(Pharmacology)
Beth Nicholas, MD
(Emergency Medicine)

 

Coordinator:

Francine Fischer
Francine Fischer

 

After the completion of this unit the student will be able to describe the micro and macro function of the urinary system as well as the upper airway respiratory system. The student will demonstrate a strong understanding of the mechanisms of renal physiology, and respiratory physiology in preparation for year 2 when pharmacology and pathology of the kidney and lungs will be discussed. These foundations will allow the students to successfully interpret clinical scenarios encompassing but not limited to laboratory studies, radiologic studies, and clinical case scenarios.

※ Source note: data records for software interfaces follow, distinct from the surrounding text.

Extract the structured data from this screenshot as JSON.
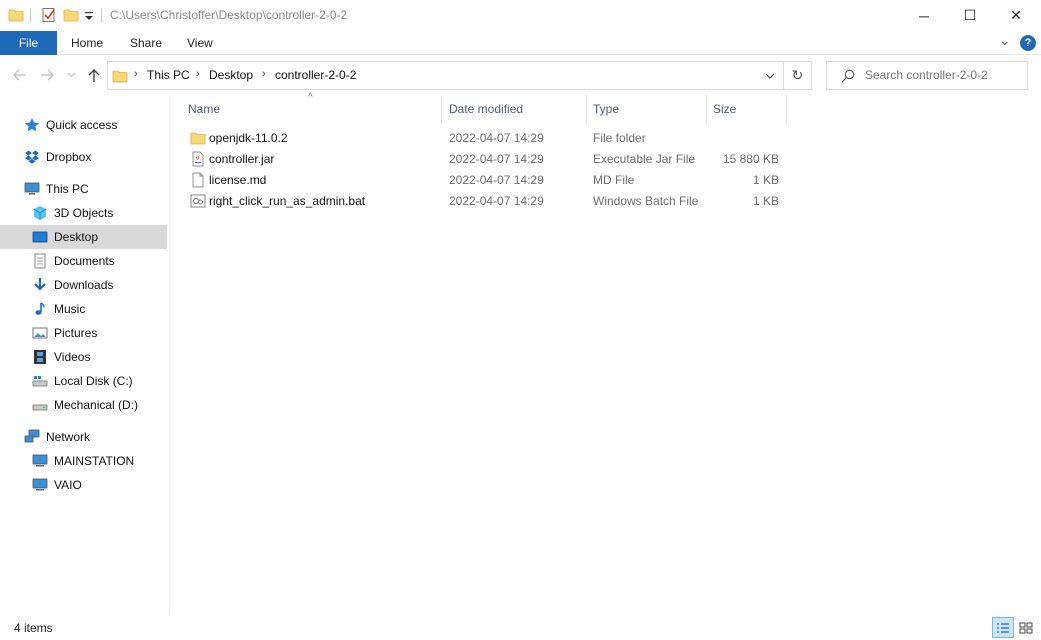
{
  "window": {
    "title": "C:\\Users\\Christoffer\\Desktop\\controller-2-0-2",
    "minimize": "─",
    "maximize": "☐",
    "close": "✕"
  },
  "ribbon": {
    "tabs": [
      "File",
      "Home",
      "Share",
      "View"
    ],
    "expand_glyph": "⌄",
    "help_glyph": "?"
  },
  "address": {
    "breadcrumbs": [
      "This PC",
      "Desktop",
      "controller-2-0-2"
    ],
    "separator": "›",
    "dropdown_glyph": "⌄",
    "refresh_glyph": "↻"
  },
  "search": {
    "placeholder": "Search controller-2-0-2"
  },
  "nav": {
    "quick_access": "Quick access",
    "dropbox": "Dropbox",
    "this_pc": "This PC",
    "objects3d": "3D Objects",
    "desktop": "Desktop",
    "documents": "Documents",
    "downloads": "Downloads",
    "music": "Music",
    "pictures": "Pictures",
    "videos": "Videos",
    "local_disk": "Local Disk (C:)",
    "mechanical": "Mechanical (D:)",
    "network": "Network",
    "mainstation": "MAINSTATION",
    "vaio": "VAIO"
  },
  "columns": {
    "name": "Name",
    "date": "Date modified",
    "type": "Type",
    "size": "Size",
    "sort_glyph": "^"
  },
  "files": [
    {
      "name": "openjdk-11.0.2",
      "date": "2022-04-07 14:29",
      "type": "File folder",
      "size": "",
      "icon": "folder-icon"
    },
    {
      "name": "controller.jar",
      "date": "2022-04-07 14:29",
      "type": "Executable Jar File",
      "size": "15 880 KB",
      "icon": "java-jar-icon"
    },
    {
      "name": "license.md",
      "date": "2022-04-07 14:29",
      "type": "MD File",
      "size": "1 KB",
      "icon": "document-icon"
    },
    {
      "name": "right_click_run_as_admin.bat",
      "date": "2022-04-07 14:29",
      "type": "Windows Batch File",
      "size": "1 KB",
      "icon": "batch-file-icon"
    }
  ],
  "status": {
    "item_count": "4 items"
  },
  "colors": {
    "accent": "#1f6ab8",
    "selection": "#d9d9d9",
    "header_text": "#4c607a"
  }
}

Gastrointestinal System  (Unit 7)

Course #: MGSI101
Course Credit: 5

Directors:

Mark Schmitt, PhD Ronald Szyjkowski, MD
Mark Schmitt, PhD
(Biochemistry and
Molecular Biology)
Ron Szyjowski, MD
(Medicine)

 

Coordinator:

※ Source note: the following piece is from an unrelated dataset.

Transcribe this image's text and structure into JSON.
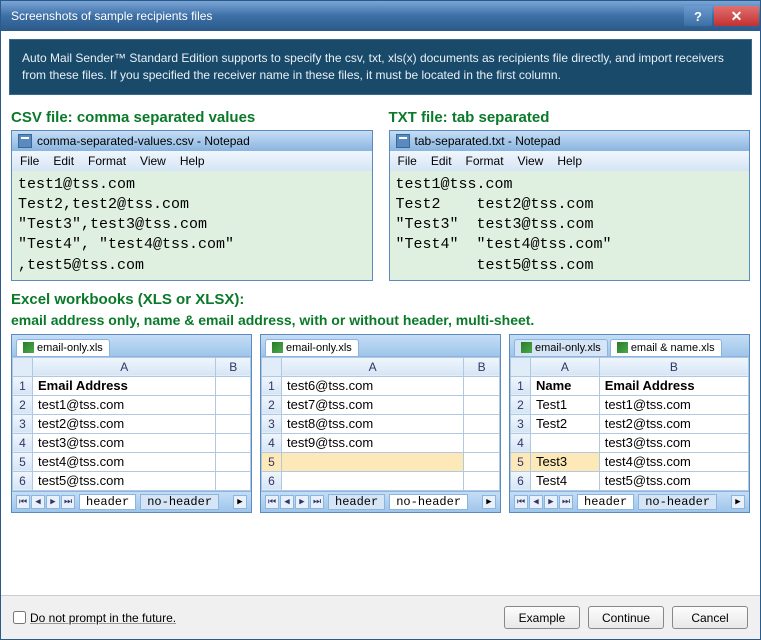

Sandra Jarvis
Sandra Jarvis

 

This unit will provide a comprehensive and thorough coverage of the normal gastrointestinal tract. Special attention will be given to specific disease states and clinical presentations and how they arise from both changes in physiology, cell structure and the underlying metabolic disruptions. Upon completion of this unit, students will be expected to interpret, integrate and demonstrate the structural metabolic, and physiological function of the GI tract in a normal state. Students will also be able to relate the normal state to the disease state.

Endocrine, Reproductive  (Unit 8)

Course #: MENR101
Course Credit: 4

Directors:

Rachel Hopkins, MD Mary Lou Vallano, PhD
Rachel Hopkins, MD
(Medicine)
Mary Lou Vallano, PhD
(Neuroscience and Physiology)

Coordinator:

Wendi Burnette
Wendi Burnette

 

In this unit, students will learn to recognize and understand the normal structure and function of the major endocrine, and reproductive organs and glands. This includes the hypothalamus, pituitary, adrenal, thyroid, parathyroid, pancreas, gonads, and reproductive organs. Foundational lectures on vitamins and minerals are also included. Students will gain an understanding of the intricate interplay of hormonal pathways that contribute to normal endocrine and reproductive function. Using clinical, laboratory, radiology and pathologic data students will begin to identify the ways in which the balance of these systems can be disturbed, leading to common and uncommon endocrine and reproductive disorders.

Foundations of Reasoning in Medicine I (FRM I)

Course #: MPPH102
Course Credit: 5

Directors:

William Paolo, MD Travis Hobart, MD, MPH Amy Caruso Brown, MD
William Paolo, MD
(Emergency Medicine)
Director

Travis Hobart, MD, MPH
Co-Director (ELSI)
(Pediatrics)
Amy Caruso Brown, MD
Co-Director (ELSI)
(Bioethics and Humanities)

 

Coordinator:

Kristen Vella
Kristen Vella

 

This longitudinal course integrates clinical, ethical, and societal medical reasoning into our curriculum. FRM is an active, case based learning course that will integrate with the new horizontally constructed anatomical units of years 1 and 2, in order to align with content for each individual block. These interactive sessions will be in a small group format to allow students to model not only the clinical case though process but also Ethics, Law and Social Issues (ELSI) and Population Health, Preventive Medicine (PHPM) components. These additional components help students fulfill their professional responsibilities both to the individual patient and the broader population.

Practice of Medicine (POM) I

Course #: MPOM105
Course Credit: 7

Directors:

Joni Mitchell, MD Alison McCrone, MD
Joni Mitchell, MD
(Curriculum Office)
Alison McCrone, MD
(Curriculum Office)

Coordinator:

Danielle Bryne
Danielle Byrne, MPA

 

The Practice of Medicine (POM) course spans the first and second years of medical school. In the first year of the course, students learn to integrate scientific knowledge and clinical content by working closely with clinicians in small groups to develop clinical examination, interview and communication skills essential to quality patient care. Students will also have large group presentations, on-line modular learning and a variety of live clinical experiences with patients. Students will also have the opportunity to develop problem lists, differential diagnoses and learn to efficiently present their patients to their peers and clinicians in their small group sessions all throughout the year.